Simple as this exercise may seem, Timing is one of the important principles of animation.
For more details on Timing you can check the below module on Principles of Animation:
a. Identifying Keys and Timing:
If you observe the reference carefully, the timing between the first two bounces is around a second. In PAL, this is 25 frames. Accordingly, you can plan the number of frames between each successive bounce. Based on this, you will be able to calculate the frame of animation at which each bounce occurs. Identifying these frames where the ball bounces are the ‘key’ to good animation. Hence they are called as Keyframes. The other frames are a simple interpolation of the animated object or character from one keyframe to another.
b. Planning - Spreadsheets and Exposure sheets:
You can use a simple table (or a spreadsheet) to plan your animation.
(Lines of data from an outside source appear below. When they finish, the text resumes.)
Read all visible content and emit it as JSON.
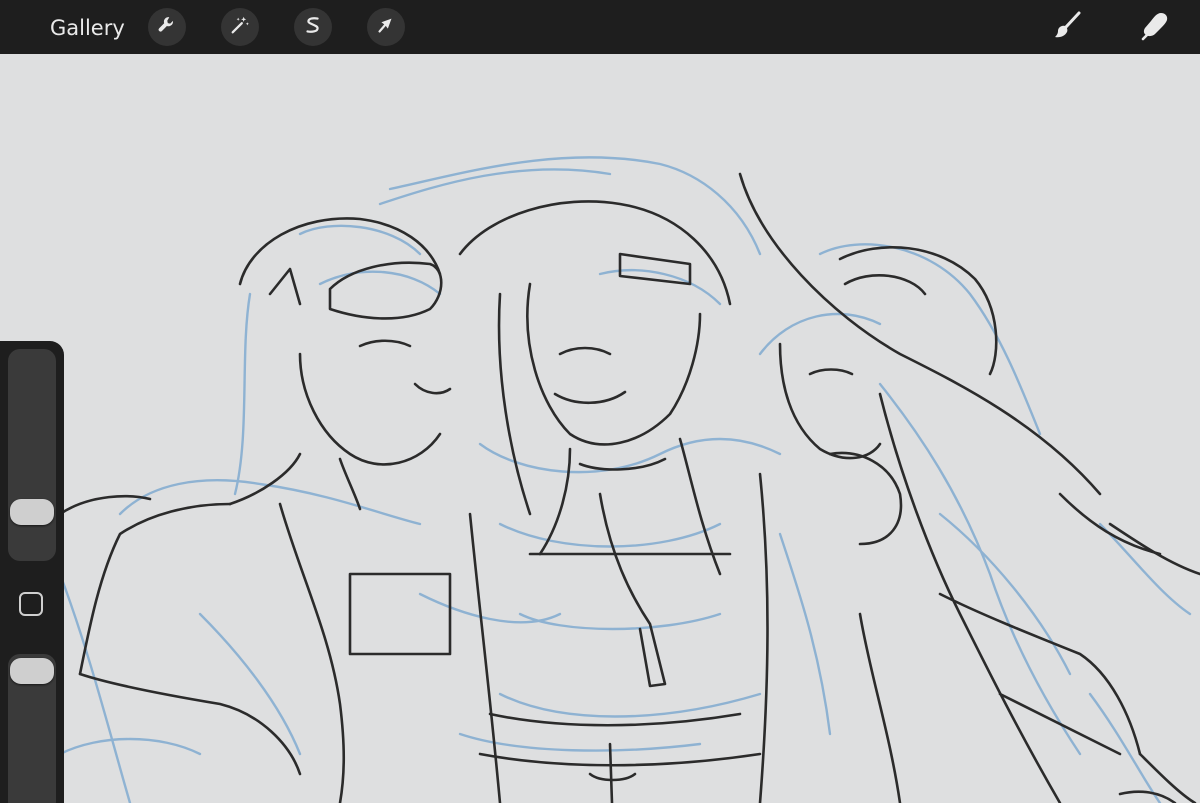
{
  "toolbar": {
    "gallery_label": "Gallery",
    "left_tools": [
      {
        "name": "actions",
        "icon": "wrench-icon"
      },
      {
        "name": "adjustments",
        "icon": "magic-wand-icon"
      },
      {
        "name": "selection",
        "icon": "selection-s-icon"
      },
      {
        "name": "transform",
        "icon": "arrow-cursor-icon"
      }
    ],
    "right_tools": [
      {
        "name": "brush",
        "icon": "brush-icon"
      },
      {
        "name": "smudge",
        "icon": "smudge-finger-icon"
      }
    ]
  },
  "sidebar": {
    "brush_size_slider": {
      "level": 0.82
    },
    "modify_button": {
      "icon": "square-modify-icon"
    },
    "opacity_slider": {
      "level": 0.94
    }
  },
  "canvas": {
    "content": "sketch-drawing",
    "colors": {
      "background": "#dedfe0",
      "ink_lines": "#2b2b2b",
      "sketch_lines": "#86aed1"
    }
  },
  "colors": {
    "toolbar_bg": "#1e1e1e",
    "tool_button_bg": "#343434",
    "icon": "#eaeaea"
  }
}
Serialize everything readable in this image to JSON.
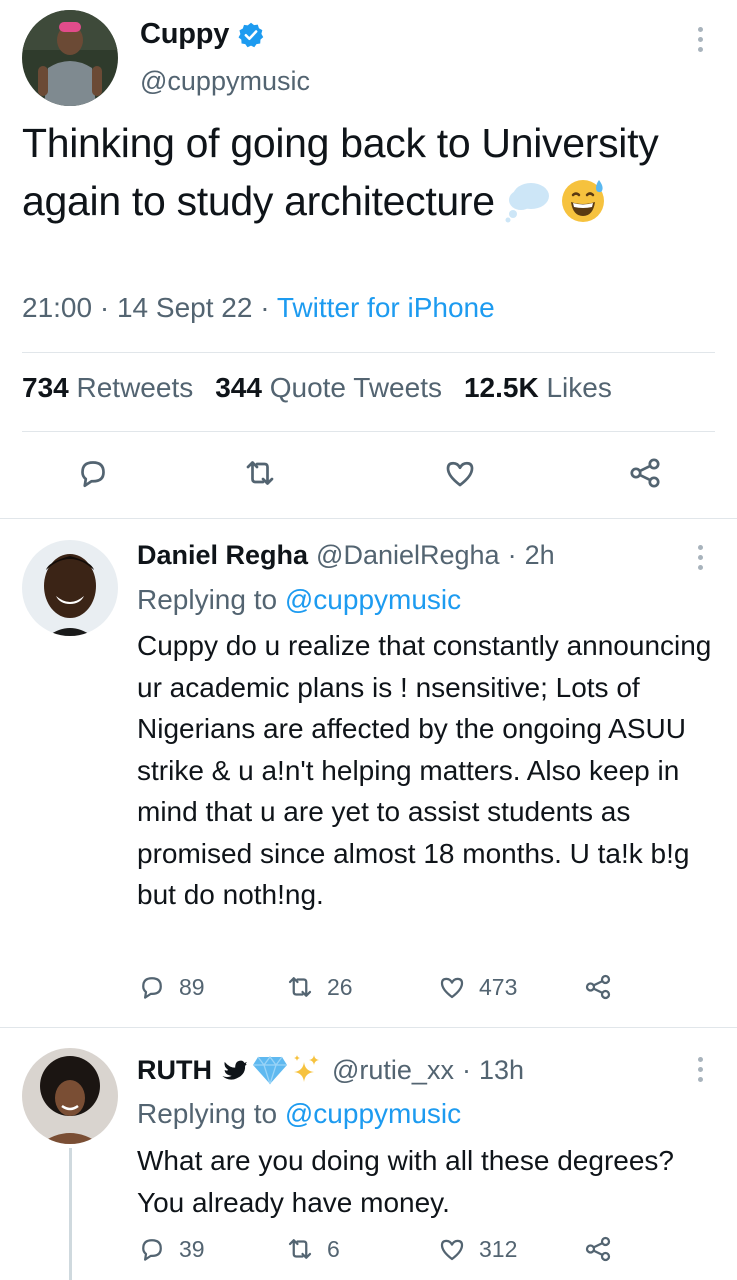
{
  "main_tweet": {
    "display_name": "Cuppy",
    "handle": "@cuppymusic",
    "text": "Thinking of going back to University again to study architecture",
    "time": "21:00",
    "date": "14 Sept 22",
    "source": "Twitter for iPhone",
    "separator": "·",
    "stats": [
      {
        "count": "734",
        "label": "Retweets"
      },
      {
        "count": "344",
        "label": "Quote Tweets"
      },
      {
        "count": "12.5K",
        "label": "Likes"
      }
    ],
    "icons": {
      "verified": "verified-badge-icon",
      "emoji_1": "thought-balloon-emoji",
      "emoji_2": "grinning-sweat-emoji",
      "actions": [
        "reply-icon",
        "retweet-icon",
        "like-icon",
        "share-icon"
      ]
    }
  },
  "replies": [
    {
      "display_name": "Daniel Regha",
      "handle": "@DanielRegha",
      "separator": "·",
      "time": "2h",
      "replying_prefix": "Replying to",
      "replying_to": "@cuppymusic",
      "text": "Cuppy do u realize that constantly announcing ur academic plans is ! nsensitive; Lots of Nigerians are affected by the ongoing ASUU strike & u a!n't helping matters. Also keep in mind that u are yet to assist students as promised since almost 18 months. U ta!k b!g but do noth!ng.",
      "reply_count": "89",
      "retweet_count": "26",
      "like_count": "473"
    },
    {
      "display_name": "RUTH",
      "name_emojis": [
        "bird-emoji",
        "gem-emoji",
        "sparkles-emoji"
      ],
      "handle": "@rutie_xx",
      "separator": "·",
      "time": "13h",
      "replying_prefix": "Replying to",
      "replying_to": "@cuppymusic",
      "text": "What are you doing with all these degrees? You already have money.",
      "reply_count": "39",
      "retweet_count": "6",
      "like_count": "312"
    }
  ],
  "colors": {
    "accent": "#1d9bf0",
    "text_primary": "#0f1419",
    "text_secondary": "#536471",
    "divider": "#e1e6ea"
  }
}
Here, in the below table you can see how we have planned the timing of the bounces for our animation.
For more complicated animation, you can use exposure sheets to plan out your animation in more detail. If you were doing 2D animation, this becomes even more important as you need to draw every keyframe and not just move objects around as required.
For more details on Storyboard Template you can check the below module:
Understanding exposure sheets will help you a lot. Especially if, you are trying to combine 3D with some 2D animation.
Now you are truly ready to animate!